MobiledgeX utilizes Shared Persistent Volumes for Kubernetes deployments. Shared Persistent Volumes manage the storage of data within the cluster(s). If a container crashes and the kubelet restarts, subsequently, data within the cluster may be lost (the container becomes empty as a result of the reboot).
MobiledgeX’s support of Shared Persistent Volumes preserves your data by allowing you to share your Volumes across all nodes within the Kubernetes cluster. The data is transmitted via NFS over a private network. To take advantage of this feature, you must designate the amount of Gigabytes to be used by the Shared Volume field within the UI.
Note: Gigabytes utilized by the Shared Volume may not exceed 200 Gb.
Volumes: Directories containing data and is accessible to the containers within a Pod. While Kubernetes supports many different Volumes types, MobiledgeX supports PersistentVolumeClaims, and thus, making the Volume available to all the nodes within the cluster.
Persistent Volumes (PVs): Resources within the cluster. Persistent Volumes requires provisioning using a default storage class. You can view a PV as a resource in the cluster in the same way you may view a node as a cluster resource.

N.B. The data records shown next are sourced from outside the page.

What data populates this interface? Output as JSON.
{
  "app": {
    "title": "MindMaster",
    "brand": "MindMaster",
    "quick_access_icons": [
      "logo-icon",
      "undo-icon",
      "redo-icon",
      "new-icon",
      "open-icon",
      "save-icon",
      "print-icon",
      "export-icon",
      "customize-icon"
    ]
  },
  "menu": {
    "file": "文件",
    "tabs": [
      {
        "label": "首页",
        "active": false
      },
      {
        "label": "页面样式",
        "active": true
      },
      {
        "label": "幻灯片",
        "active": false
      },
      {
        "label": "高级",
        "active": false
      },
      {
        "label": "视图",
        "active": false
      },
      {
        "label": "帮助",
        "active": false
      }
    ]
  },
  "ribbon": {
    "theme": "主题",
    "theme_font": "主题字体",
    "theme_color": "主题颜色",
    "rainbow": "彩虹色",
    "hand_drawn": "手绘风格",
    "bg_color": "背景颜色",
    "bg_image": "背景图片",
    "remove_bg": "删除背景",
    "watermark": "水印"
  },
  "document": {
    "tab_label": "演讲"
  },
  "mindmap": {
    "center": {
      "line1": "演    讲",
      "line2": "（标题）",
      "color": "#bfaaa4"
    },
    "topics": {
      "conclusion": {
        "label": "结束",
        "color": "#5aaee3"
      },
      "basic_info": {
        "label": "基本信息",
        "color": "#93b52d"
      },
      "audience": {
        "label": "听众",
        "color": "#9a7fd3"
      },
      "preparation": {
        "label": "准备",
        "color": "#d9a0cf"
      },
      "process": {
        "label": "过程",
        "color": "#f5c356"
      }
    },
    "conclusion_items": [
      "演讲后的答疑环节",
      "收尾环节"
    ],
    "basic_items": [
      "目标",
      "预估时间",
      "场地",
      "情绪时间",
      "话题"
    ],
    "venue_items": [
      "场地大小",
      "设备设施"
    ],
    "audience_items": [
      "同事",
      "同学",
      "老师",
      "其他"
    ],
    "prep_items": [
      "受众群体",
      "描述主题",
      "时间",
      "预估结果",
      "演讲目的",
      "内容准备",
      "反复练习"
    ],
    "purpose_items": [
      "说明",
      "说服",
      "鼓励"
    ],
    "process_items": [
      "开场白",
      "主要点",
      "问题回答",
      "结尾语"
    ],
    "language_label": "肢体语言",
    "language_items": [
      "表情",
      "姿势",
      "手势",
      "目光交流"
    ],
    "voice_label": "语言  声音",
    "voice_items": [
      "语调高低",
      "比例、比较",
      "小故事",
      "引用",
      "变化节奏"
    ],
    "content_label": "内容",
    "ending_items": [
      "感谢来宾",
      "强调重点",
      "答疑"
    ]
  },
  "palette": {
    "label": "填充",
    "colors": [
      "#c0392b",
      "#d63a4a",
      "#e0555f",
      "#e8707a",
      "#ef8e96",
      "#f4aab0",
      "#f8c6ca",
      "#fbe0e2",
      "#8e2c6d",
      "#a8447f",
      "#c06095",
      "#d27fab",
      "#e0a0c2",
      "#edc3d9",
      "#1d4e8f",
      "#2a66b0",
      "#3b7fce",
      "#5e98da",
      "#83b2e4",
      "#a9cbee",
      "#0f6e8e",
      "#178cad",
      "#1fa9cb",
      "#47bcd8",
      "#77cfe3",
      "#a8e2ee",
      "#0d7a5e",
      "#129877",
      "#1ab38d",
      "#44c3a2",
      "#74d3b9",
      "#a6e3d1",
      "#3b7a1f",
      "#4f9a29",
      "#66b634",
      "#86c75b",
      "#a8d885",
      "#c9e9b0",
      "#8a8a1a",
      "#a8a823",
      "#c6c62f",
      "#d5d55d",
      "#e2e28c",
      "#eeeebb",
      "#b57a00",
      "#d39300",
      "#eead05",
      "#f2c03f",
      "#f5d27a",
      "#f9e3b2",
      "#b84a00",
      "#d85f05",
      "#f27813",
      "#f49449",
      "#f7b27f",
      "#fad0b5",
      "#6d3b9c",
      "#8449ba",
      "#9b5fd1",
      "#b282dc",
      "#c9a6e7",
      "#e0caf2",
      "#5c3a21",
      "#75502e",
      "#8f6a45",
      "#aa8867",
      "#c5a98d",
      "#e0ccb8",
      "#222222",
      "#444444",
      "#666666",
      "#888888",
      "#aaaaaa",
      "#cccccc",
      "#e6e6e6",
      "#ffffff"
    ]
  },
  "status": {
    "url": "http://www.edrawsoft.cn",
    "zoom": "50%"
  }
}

PersistentVolumeClaims (PVCs): Consumes the PV resources, and mounts the PV to the Pod. While Pods requests such things as CPU and memory, PVC requests specific size and access modes.
Accordingly, PVs are resources within a cluster, and PVC is the request for those resources contained in the cluster. Users may consume those stored resources across their nodes.
Some things to keep in mind about using Shared Volumes:
The storageClassName within the PCV definition must either be set to standard or omitted.
You may create more than one PVC using Shared Volume.
The total size of the Shared Volume must not be exceeded by the PVC(s).
To set up Shared Volume support:
Navigate to the Create Cluster Instances page.
For Deployment type, select kubernetes. The Shared Volume size field appears.
Specify the Shared Volume Size in GB. The minimum value is 1GB, and the maximum value is 200GB.
Your Shared Volume is created. Once the cluster starts, a PV auto-provisioner is automatically created with a default storage class. If the Kubernetes manifest for the app specifies a PVC, a PV is created and then binds to the PVC.
You can optionally set the Number of Masters and Number of Workers for your Kubernetes cluster. Each cluster has one master node and can have multiple numbers of worker nodes. Each worker node is a VM, so the more nodes you specify, the more applications you can run.